Dataset rows describing interfaces:
_ _ _
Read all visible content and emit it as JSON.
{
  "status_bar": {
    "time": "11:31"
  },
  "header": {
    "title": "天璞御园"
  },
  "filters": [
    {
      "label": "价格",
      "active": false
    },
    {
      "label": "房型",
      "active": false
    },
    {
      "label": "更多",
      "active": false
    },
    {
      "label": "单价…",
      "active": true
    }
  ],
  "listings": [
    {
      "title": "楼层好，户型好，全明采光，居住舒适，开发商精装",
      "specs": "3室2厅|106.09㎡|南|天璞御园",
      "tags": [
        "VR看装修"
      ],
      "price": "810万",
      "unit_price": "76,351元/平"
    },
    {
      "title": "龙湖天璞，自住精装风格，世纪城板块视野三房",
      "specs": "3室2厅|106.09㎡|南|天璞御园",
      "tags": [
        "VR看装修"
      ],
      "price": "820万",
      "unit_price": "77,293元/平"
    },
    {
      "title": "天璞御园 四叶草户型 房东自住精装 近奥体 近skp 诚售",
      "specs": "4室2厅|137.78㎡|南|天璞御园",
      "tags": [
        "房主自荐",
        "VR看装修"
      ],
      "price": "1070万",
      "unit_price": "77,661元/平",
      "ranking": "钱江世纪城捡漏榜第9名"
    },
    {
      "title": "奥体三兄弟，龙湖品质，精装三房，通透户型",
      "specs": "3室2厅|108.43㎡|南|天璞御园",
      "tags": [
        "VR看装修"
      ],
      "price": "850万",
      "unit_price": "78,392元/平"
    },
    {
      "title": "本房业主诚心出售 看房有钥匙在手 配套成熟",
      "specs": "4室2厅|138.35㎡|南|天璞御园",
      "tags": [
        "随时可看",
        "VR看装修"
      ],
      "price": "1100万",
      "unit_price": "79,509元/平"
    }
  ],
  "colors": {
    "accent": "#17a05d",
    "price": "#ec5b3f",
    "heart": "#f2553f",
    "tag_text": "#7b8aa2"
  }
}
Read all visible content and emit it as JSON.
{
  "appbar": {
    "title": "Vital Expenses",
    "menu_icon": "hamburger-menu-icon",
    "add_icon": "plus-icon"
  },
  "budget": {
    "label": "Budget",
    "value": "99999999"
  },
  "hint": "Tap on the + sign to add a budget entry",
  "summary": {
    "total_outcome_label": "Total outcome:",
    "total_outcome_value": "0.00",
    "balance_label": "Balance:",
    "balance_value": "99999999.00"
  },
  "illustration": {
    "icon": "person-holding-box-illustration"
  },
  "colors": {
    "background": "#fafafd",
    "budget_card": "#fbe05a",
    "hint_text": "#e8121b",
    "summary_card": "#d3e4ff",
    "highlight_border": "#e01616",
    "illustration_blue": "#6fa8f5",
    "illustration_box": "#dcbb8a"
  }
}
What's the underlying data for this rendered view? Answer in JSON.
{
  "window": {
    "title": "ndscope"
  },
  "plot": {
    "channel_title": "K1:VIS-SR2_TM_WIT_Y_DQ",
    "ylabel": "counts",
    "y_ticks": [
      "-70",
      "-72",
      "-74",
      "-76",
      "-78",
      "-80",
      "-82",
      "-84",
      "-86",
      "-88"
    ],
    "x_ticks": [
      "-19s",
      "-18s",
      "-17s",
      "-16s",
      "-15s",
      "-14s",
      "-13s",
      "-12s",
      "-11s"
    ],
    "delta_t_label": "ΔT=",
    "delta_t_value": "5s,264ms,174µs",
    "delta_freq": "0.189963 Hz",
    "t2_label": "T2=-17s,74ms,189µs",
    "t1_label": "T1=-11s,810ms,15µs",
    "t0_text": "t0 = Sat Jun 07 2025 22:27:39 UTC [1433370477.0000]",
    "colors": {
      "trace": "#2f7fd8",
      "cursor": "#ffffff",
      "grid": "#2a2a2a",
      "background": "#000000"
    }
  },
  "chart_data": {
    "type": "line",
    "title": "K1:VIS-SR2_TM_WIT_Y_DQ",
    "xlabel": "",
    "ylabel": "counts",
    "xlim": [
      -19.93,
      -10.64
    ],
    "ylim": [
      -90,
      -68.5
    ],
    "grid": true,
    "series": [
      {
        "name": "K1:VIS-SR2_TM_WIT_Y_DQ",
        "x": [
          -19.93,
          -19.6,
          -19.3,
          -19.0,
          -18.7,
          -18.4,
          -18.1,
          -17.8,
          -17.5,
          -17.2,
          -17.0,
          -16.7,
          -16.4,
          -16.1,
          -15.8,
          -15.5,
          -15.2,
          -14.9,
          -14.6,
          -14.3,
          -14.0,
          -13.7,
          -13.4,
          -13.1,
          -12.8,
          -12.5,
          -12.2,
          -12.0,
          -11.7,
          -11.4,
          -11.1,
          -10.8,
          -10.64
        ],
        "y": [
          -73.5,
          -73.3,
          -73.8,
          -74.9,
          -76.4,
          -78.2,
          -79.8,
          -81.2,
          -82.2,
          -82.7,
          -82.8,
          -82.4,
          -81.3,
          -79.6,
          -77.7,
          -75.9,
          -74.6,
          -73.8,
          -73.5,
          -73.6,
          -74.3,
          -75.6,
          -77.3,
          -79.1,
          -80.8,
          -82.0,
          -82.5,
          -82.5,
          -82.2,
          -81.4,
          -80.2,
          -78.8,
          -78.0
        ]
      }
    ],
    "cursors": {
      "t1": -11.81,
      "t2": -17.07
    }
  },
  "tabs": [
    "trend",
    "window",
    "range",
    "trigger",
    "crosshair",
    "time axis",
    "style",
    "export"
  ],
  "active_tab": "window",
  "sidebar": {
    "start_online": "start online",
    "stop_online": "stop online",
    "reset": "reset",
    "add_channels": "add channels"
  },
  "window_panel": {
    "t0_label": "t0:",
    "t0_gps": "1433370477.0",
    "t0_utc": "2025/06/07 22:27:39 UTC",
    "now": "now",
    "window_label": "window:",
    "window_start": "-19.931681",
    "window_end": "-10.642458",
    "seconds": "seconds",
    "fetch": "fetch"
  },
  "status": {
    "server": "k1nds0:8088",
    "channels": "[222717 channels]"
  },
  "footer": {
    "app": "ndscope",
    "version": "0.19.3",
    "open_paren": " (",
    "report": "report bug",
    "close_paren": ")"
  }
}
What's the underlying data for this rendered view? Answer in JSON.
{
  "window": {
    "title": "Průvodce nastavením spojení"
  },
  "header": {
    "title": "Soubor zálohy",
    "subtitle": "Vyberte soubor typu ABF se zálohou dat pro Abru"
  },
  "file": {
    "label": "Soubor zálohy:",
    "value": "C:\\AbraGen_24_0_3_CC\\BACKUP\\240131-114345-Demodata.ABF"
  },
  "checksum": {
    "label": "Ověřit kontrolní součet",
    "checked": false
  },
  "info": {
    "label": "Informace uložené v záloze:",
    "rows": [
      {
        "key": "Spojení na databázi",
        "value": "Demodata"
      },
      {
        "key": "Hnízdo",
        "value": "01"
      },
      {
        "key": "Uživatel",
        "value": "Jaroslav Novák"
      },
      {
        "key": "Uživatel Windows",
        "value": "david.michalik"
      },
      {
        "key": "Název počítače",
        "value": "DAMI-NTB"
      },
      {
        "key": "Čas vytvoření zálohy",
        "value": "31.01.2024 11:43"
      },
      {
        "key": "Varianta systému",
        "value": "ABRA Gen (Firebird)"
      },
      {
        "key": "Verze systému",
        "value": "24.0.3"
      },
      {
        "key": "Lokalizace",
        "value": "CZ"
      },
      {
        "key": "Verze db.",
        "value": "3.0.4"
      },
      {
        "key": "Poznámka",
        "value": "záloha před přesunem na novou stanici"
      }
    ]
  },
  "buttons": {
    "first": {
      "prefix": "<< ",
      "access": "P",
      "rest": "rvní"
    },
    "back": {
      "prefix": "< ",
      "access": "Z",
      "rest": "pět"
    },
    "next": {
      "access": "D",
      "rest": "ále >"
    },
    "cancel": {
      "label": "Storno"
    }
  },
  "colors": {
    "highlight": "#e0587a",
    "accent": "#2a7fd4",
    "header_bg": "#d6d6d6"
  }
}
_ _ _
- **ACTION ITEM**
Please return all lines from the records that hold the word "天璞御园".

- **WRITTEN RESPONSE**
    "title": "天璞御园"
      "specs": "3室2厅|106.09㎡|南|天璞御园",
      "specs": "3室2厅|106.09㎡|南|天璞御园",
      "title": "天璞御园 四叶草户型 房东自住精装 近奥体 近skp 诚售",
      "specs": "4室2厅|137.78㎡|南|天璞御园",
      "specs": "3室2厅|108.43㎡|南|天璞御园",
      "specs": "4室2厅|138.35㎡|南|天璞御园",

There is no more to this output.